• **Problem requirements**: Go through the data below and copy each line where the word "stroke" occurs.

• **Materials provided**:

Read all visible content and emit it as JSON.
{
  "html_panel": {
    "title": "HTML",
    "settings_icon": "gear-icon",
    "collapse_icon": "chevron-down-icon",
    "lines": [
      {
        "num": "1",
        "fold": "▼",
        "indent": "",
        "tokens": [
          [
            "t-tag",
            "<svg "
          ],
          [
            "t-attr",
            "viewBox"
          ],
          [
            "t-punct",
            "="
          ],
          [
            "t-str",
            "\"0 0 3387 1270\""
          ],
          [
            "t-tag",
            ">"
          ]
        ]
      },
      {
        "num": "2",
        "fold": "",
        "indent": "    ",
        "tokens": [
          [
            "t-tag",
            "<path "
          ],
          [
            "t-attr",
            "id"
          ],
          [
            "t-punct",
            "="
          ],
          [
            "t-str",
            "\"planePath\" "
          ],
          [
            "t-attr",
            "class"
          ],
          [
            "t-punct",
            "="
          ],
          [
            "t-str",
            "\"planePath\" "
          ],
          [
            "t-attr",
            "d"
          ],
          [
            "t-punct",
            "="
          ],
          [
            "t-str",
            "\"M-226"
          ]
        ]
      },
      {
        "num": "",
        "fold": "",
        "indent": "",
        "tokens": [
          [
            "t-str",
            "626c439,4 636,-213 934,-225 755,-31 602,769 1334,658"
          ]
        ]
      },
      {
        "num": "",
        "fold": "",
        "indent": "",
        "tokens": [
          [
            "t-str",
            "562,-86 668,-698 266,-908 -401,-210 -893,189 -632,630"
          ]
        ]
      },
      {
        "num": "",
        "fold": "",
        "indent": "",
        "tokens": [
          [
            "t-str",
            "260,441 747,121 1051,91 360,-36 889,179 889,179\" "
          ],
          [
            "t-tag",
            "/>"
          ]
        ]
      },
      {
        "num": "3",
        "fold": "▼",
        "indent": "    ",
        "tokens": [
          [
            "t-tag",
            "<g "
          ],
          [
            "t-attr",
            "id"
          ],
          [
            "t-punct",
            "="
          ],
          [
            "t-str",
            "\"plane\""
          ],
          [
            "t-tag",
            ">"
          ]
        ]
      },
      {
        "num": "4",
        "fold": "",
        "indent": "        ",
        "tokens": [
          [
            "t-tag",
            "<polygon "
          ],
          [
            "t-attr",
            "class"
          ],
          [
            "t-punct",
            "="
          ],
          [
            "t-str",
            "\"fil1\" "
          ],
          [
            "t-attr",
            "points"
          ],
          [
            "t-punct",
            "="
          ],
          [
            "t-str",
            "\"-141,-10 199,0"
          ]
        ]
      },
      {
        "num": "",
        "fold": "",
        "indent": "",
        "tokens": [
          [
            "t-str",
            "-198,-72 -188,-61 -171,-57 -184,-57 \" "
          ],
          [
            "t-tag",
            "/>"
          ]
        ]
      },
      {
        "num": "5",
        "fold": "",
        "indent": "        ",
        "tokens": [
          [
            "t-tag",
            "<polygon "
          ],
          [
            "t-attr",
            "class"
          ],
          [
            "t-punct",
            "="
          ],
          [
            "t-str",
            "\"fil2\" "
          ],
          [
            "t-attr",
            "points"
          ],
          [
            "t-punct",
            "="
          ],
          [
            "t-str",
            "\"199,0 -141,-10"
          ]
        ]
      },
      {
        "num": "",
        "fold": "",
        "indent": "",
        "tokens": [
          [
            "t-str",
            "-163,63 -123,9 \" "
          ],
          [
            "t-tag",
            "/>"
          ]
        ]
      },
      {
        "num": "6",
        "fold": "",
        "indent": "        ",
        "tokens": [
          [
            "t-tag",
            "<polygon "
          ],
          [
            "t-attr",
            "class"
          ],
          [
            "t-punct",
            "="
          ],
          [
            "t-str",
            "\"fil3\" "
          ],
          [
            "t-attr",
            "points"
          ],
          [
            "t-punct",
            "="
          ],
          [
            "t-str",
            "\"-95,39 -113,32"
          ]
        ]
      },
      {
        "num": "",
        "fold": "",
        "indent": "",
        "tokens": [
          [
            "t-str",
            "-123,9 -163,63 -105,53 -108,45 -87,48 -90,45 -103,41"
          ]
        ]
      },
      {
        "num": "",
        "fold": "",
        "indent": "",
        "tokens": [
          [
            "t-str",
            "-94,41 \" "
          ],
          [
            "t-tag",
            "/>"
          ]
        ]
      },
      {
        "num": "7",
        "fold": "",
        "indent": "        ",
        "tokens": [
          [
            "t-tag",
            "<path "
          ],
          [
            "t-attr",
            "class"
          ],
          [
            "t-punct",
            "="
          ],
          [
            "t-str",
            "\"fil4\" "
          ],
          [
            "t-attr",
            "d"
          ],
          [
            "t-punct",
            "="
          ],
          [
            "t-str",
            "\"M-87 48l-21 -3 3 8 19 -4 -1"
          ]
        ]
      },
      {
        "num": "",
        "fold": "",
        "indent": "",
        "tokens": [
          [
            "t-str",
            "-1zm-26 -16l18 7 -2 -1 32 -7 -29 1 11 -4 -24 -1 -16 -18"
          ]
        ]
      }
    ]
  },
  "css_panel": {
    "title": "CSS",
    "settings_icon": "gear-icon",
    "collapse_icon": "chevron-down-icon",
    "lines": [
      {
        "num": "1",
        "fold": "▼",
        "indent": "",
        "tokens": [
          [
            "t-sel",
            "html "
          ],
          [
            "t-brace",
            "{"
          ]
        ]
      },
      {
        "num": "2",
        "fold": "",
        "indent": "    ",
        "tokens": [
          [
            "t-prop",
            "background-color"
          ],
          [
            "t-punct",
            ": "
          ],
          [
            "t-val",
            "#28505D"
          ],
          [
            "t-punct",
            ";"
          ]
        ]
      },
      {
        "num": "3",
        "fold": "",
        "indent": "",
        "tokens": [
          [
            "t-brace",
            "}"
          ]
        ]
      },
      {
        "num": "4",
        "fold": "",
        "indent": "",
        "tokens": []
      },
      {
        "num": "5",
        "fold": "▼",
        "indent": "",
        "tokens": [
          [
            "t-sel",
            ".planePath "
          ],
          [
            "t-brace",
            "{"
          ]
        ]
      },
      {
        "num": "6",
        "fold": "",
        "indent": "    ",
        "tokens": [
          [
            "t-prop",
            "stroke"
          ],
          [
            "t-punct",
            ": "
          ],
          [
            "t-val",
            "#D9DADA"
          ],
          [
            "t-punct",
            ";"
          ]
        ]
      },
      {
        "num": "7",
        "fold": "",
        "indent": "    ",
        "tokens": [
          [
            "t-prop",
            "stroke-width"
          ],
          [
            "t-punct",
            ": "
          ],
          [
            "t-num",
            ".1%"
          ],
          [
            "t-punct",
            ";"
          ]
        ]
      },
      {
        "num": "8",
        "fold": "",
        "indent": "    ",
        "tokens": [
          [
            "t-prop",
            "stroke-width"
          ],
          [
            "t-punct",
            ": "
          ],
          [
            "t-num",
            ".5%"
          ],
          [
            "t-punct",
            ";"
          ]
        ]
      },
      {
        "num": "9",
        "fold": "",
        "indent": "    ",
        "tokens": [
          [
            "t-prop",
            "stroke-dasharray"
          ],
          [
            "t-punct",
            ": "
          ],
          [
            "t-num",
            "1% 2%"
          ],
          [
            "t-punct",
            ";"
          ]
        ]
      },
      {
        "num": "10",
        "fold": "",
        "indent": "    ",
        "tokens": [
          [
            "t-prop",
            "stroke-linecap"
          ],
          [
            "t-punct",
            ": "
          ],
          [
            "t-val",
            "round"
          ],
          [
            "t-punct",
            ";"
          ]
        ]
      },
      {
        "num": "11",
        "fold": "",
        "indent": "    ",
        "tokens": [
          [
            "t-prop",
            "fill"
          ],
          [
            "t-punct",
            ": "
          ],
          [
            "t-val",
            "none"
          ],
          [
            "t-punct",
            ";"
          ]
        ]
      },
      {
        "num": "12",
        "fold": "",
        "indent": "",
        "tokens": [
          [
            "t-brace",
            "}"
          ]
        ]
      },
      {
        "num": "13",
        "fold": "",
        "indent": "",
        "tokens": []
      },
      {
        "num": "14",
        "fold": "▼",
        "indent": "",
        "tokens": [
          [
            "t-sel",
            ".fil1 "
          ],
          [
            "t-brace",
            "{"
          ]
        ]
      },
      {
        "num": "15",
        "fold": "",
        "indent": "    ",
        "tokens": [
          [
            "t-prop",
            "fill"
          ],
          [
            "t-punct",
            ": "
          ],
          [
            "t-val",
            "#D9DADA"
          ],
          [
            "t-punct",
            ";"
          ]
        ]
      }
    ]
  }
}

• **Solution for this problem**:
            "stroke"
            "stroke-width"
            "stroke-width"
            "stroke-dasharray"
            "stroke-linecap"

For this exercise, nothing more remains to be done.